(Yeah, those '80's commercials are a trip. I found one from the '70's - the Life cereal "Mikey Likes It" original the other day, and I REMEMBER WHEN IT WAS ON. Now I feel REALLY old!)

Barbara said...

Hey - not all covenantalists are paedo-baptists. And if you're all in a tizzy about various doctrines, then STOP IT and go to the cross and live in the shadow of the cross and live submitted to Scripture. We're at war here, but not with flesh and blood....

...and those who want to pick nits on things like that forget one very simple thing from Jesus - "let the little children come to Me - for it is to such as these that the kingdom of heaven belongs."

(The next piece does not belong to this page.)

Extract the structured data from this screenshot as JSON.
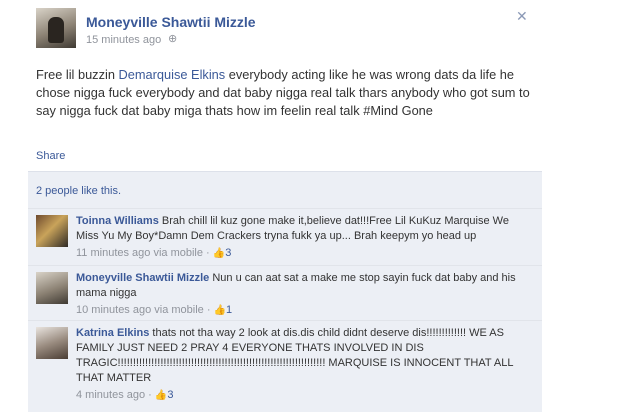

The Holy Spirit is a Teacher and a Comforter, but we must get away from men and into the Word and in prayer and it'll all be okay.

Marie said...

And if you're all in a tizzy about various doctrines, then STOP IT and go to the cross and live in the shadow of the cross and live submitted to Scripture.

Yep. That's pretty much the conclusion I reached last week. Just can't understand what all the fuss is about, and it just totally distracts peeps from the beauty that is Christ. Sounds like we're all of one mind here.

Hadassah said...

Marie, honestly, I'd be glad to meet just about any Christian (at my church) who knew enough about either topic to have an intelligent discussion. But I wouldn't get my underbritches in a wad either way.

It's non-essential. Although I do think covenant theology is rich and adds a great deal to my understanding of God's revelation and dealing with mankind. I find it supremely comforting and consistent. And humbling.

When it comes to baptism...sigh. One of my beloved former pastors (a thoroughly reformed paedobaptist) used to always say that if God only wanted it done one way, He would have been a lot clearer about it in Scripture.

I am a paedobaptist by the way, but I can see a case made both ways. And I think both sides should accept and respect the practices of the other in this area, since it comes down not to heresy or abberant teaching, but to various legitimate interpretations of the same material.

If I recall correctly, not that long ago Piper was calling for more acceptance of paedobaptist who wished to join congregations that practiced believer's baptism, but were kept from doing so by an unwillingness to be 're-baptised.'

I heartily concur!

Marie said...

That (the church-joining vs. believers' baptism) simply should not be happening. Baptism shouldn't be an issue that divides Christians, but probably no one issue in Christiandom has been more divisive.

My former pastor (who is okay with infant baptism) wrote in his autobiography about the early Baptists in Bulgaria, who were threatened by the local Orthodox congregations with violence and riots if they performed public baptisms. (Protestants were, and still are, a hated minority in Bulgaria). His wife's grandfather came to the Lord after reading the Bible in the late 1800s, and when he refused to have his baby baptized, the local priest incited a village mob to burn down the family's house and barn. Nice, eh?

Even more so when it is seen as a covenant and symbolic - not salvific, as the RCC teaches - we should accept that there is biblical room for both views and simply focus on following Christ (and bringing up the children to do so, whether or not we've had them baptized or dedicated as infants).

Thanks for your thoughtful comments. Very glad I'm not the only one who doesn't see what all the fuss is about.

Don Kimrey said...

I have admired and respected your devotion to missions...and more specifically, your concern for those in Bulgaria and elsewere who are under oppression because of their faith. Keep up your good work. donkimrey